*Data under study*.
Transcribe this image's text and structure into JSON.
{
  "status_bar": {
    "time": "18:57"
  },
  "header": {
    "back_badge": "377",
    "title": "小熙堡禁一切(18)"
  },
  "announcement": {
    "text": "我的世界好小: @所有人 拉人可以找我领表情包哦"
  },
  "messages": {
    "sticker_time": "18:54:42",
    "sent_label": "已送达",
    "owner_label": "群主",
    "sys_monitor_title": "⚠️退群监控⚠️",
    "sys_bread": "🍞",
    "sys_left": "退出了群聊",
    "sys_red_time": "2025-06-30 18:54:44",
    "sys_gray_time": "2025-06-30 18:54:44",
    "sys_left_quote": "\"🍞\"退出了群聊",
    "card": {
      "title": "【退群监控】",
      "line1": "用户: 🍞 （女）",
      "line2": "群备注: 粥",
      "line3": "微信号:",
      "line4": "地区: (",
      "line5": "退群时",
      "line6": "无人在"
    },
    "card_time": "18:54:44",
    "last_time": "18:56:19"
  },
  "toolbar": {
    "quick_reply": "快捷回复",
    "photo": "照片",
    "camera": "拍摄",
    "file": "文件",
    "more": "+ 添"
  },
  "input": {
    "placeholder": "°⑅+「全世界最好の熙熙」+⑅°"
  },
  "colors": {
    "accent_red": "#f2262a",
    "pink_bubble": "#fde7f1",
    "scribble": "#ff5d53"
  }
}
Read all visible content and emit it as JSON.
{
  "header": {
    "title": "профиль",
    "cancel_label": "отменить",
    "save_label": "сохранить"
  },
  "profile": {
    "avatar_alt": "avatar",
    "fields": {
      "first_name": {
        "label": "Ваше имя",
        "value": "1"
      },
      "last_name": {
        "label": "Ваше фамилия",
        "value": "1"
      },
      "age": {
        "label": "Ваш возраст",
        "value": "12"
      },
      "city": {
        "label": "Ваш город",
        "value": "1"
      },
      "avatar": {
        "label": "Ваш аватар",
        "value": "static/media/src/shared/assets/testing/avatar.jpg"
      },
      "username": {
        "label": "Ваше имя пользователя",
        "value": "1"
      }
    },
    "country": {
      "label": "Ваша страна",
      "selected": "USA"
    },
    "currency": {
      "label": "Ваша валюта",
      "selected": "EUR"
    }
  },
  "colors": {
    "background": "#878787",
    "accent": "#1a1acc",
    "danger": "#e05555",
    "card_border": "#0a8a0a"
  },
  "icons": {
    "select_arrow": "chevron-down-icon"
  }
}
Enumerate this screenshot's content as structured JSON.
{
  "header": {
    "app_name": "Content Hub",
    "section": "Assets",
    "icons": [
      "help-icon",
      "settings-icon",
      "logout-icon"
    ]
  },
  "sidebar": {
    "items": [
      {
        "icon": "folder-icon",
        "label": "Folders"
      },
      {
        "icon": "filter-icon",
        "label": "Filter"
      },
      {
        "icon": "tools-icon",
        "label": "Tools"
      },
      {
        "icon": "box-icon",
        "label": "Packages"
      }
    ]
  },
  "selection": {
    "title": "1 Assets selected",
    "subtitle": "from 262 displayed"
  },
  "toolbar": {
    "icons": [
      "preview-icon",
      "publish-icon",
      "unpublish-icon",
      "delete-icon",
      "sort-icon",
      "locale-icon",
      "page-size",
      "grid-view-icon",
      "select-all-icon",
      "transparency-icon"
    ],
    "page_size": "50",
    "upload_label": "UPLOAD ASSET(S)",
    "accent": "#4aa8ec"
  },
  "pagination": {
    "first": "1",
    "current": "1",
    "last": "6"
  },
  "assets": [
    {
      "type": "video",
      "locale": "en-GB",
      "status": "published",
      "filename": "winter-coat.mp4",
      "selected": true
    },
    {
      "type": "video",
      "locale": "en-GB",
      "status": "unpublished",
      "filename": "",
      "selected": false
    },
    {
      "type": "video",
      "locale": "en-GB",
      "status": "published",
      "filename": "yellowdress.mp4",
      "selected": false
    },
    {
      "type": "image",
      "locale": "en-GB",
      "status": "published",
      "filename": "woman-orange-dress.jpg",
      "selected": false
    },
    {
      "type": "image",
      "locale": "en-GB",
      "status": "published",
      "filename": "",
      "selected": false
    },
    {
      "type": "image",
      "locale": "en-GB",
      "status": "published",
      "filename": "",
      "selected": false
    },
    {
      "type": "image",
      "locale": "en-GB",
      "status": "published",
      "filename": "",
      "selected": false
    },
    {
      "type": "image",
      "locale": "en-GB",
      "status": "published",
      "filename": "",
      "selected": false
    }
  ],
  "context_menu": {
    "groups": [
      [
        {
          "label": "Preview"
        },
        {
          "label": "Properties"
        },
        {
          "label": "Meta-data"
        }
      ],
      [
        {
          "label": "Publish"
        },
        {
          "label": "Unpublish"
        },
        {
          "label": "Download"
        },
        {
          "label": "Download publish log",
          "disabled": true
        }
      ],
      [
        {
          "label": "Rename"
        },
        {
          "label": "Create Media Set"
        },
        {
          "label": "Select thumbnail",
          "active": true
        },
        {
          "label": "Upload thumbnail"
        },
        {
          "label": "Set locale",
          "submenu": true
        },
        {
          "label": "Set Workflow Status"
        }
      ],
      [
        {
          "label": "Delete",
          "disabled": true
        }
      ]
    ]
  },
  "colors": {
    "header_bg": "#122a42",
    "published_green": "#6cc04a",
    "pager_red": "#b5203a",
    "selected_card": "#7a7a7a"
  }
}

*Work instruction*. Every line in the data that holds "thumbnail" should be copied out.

*Written response*.
          "label": "Select thumbnail",
          "label": "Upload thumbnail"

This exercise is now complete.